The first thing I tasted was ashak, a kind of pasta filled with leeks and anointed with a minty, garlicky yogurt sauce and savoury minced meat. This description does not begin to convey how unusual and delectable a dish it was. The "pasta" is kneaded with water as well as egg, which gives it a slippery lightness, not dissimilar to certain steamed Chinese dim sum (indeed, many Afghans in the west now use wonton wrappers instead of home-made pasta dough). The leek filling was green and very lightly cooked (in Afghanistan, they would use a green, oniony vegetable called gandana). It went perfectly with the minty flavour of the sauce and the sparing quantity of rich-tasting minced meat. There were also little skewers of lamb kebabs, nan bread (the only disappointment, it was a little bit dry) and a fresh, fragrant green coriander chutney.

But the true majesty of the meal arrived with the buffet. An Afghan pilau is a great thing. I have eaten numerous rice dishes before, both eastern and western, but none had revealed the true delicacy of rice like this one did. There were beautiful heaped platters of zamarud pilau, or "emerald" pilau coloured with spinach, and qabili pilau, the national dish of Afghanistan, a pilau with lamb, carrots and raisins, perfumed with char masala (a mixture of cloves, cassia, cumin and black cardamom seeds). The secret is that the rice is cooked by the "sof" method, whereby it is washed, soaked, parboiled and then cooked in the oven with meat or vegetable juices.

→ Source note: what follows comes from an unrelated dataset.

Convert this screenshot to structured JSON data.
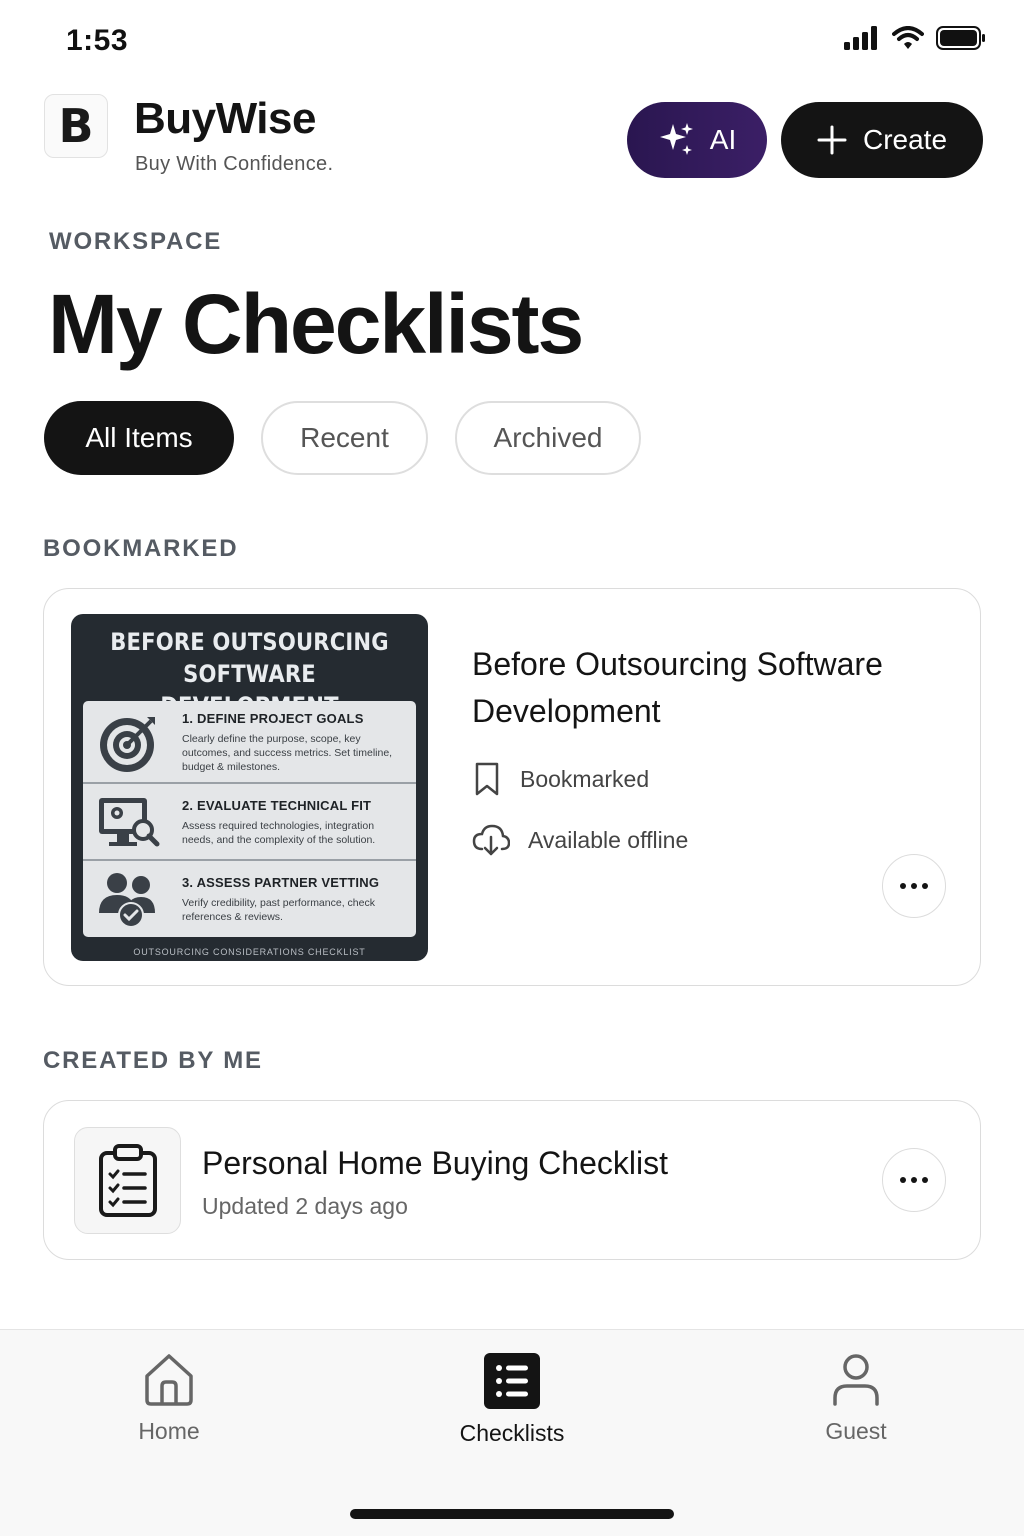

Another revelation was the shola-e-ghorbandi, the Afghan equivalent of risotto, sticky short-grained rice cooked with mung beans and yellow split peas and served with a minced lamb and sour plum stew, a haunting mixture of sweet and sour tastes. There was also a delicious okra stew, a buran of fried aubergines served with yogurt and a piquant and refreshing salad (almost like a fresh chutney) made in the true Afghan style from finely chopped tomatoes, cucumber, green chilli, mint and coriander.

Afterwards came pistachio ice cream, milk pudding (firni), copious grapes, cardamom-scented tea and Afghan sweets, all as delicious as these things can be if you, like me, love the perfumed style of Middle Eastern desserts.

At the end of the meal, when the chef appeared, everyone spontaneously applauded him. The name of this master of the culinary arts is Haji Nabi Qader, and he owns and runs Ferdows Catering in London. He is also, incidentally, a fairly recent refugee from Kabul. How lucky we are to have him in our country.

This article first appeared in the 01 October 2001 issue of the New Statesman, What would you do?